For example, engineers extensively used carbon fiber reinforced plastics (CFRPs), as a part of BMW’s EfficientLightweight initiative, to ensure the latest 8-Series remains relatively light, for better performance and fuel economy. There are active aero vents underneath the suave sheet metal that improve dynamics at speed. The new 8-Series also gains a full LED matrix headlight setup with BMW’s LaserLight technology.
On the inside, the 8-Series showcases BMW’s newest in-car technology, with a standard heads-up display, the latest rendition of BMW Connected digital services that can work in tandem with Apple iPhones and Android smartphones, Google Home, Alexa-compatible devices, and more. The 8-Series debuts BMW’s newest Digital Key, which utilizes Near Field Communication (or NFC), replacing the conventional car key. That gives drivers the chance to control the car’s locks and ignition with a smartphone, as long as it’s paired and setup to work with BMW’s Connected App. And thanks to wireless connectivity, the 8-Series will automatically stay up-to-date with the latest software.

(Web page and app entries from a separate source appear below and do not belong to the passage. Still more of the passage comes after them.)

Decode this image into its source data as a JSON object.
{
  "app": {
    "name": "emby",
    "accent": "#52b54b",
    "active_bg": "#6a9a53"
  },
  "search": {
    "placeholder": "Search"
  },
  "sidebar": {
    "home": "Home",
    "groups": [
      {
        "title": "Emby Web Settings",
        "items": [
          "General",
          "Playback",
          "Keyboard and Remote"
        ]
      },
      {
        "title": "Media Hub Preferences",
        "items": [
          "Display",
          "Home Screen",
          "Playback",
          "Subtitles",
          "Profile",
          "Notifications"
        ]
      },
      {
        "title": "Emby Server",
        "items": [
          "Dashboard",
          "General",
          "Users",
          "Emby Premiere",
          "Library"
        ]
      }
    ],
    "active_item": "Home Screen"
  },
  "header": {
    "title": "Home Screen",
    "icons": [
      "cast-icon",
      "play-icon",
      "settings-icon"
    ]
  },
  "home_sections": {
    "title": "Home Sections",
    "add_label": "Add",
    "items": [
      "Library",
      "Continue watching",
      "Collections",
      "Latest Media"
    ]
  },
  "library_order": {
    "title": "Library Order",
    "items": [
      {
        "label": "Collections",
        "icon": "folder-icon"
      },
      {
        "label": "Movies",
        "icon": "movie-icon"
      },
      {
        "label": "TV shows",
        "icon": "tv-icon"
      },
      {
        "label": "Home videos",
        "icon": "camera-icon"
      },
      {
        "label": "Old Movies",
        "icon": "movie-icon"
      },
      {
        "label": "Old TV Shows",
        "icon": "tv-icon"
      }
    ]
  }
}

For driver aids, the 8-Series comes standard with it all, thanks to the Driving Assistant Professional suite. It incorporates all the bells and whistles you’d expect in terms of active and passive safety, including Lane Keeping Assistant with Active Side Collision Protection, Lane Departure Warning with Lane Change Warning, and even Crossing Traffic Warning with automatic braking.
The latest 8-Series launches initially with a 4.4-liter TwinPower turbocharged V8, complete with direct injection, VALVETRONIC variable valve control and, Double-VANOS variable camshaft timing. It is based on the same 4.4-liter, twin-turbocharged V8 we’ve come accustomed to in the V8-powered 5-Series, 6-Series, and 7-Series cars, and can also be found on the X5 and X6 crossover SAVs. But it’s been significantly updated by BMW’s in-house tuning firm, BMW M Performance, for better performance, refinement, and smoother power delivery. Both the engine management and ignition system were revised to bolster the other various upgrades. The result is 523 horsepower and 553 pound-feet of torque, serving up a 0-to-60 time of 3.6 seconds and a top run limited to 155 mph.
Engineers also relocated the two twin-scroll turbochargers for improved performance and efficient operation, while the system also features charge air cooling. It’s mated to a ZF-sourced eight-speed Steptronic Sport automatic, powering all four wheels via a rear-wheel-biased xDrive all-wheel-drive system.
Helping to suspend BMW’s newest big coupe is the latest in adaptive and active suspension and steering technology. The 8-Series features a fully independent double-wishbone front suspension setup while the rear comes with a five-way multi-link arrangement while active roll bars work to keep things flat and level on both the pitch and roll axis. Both BMW’s Adaptive M suspension and Integral Active Steering systems are standard. The latter bundles electro-mechnically controlled front-steering with a variable steering ratio system for the rear axle, essentially enabling four-wheel steering. That enables the rear wheels to actively adjust their angle by 2.5 degrees for improved handling and maneuverability for up to speeds of 45 mph.
Altogether, it’s an exciting moment for the makers of the “ultimate driving machine,” particularly since fans of the original 8-Series have long awaited a successor to one of the automaker’s most iconic vehicles. BMW says the new 8-Series will begin to officially hit local showrooms sometime in fall of this year, with pricing details to be announced closer to that time.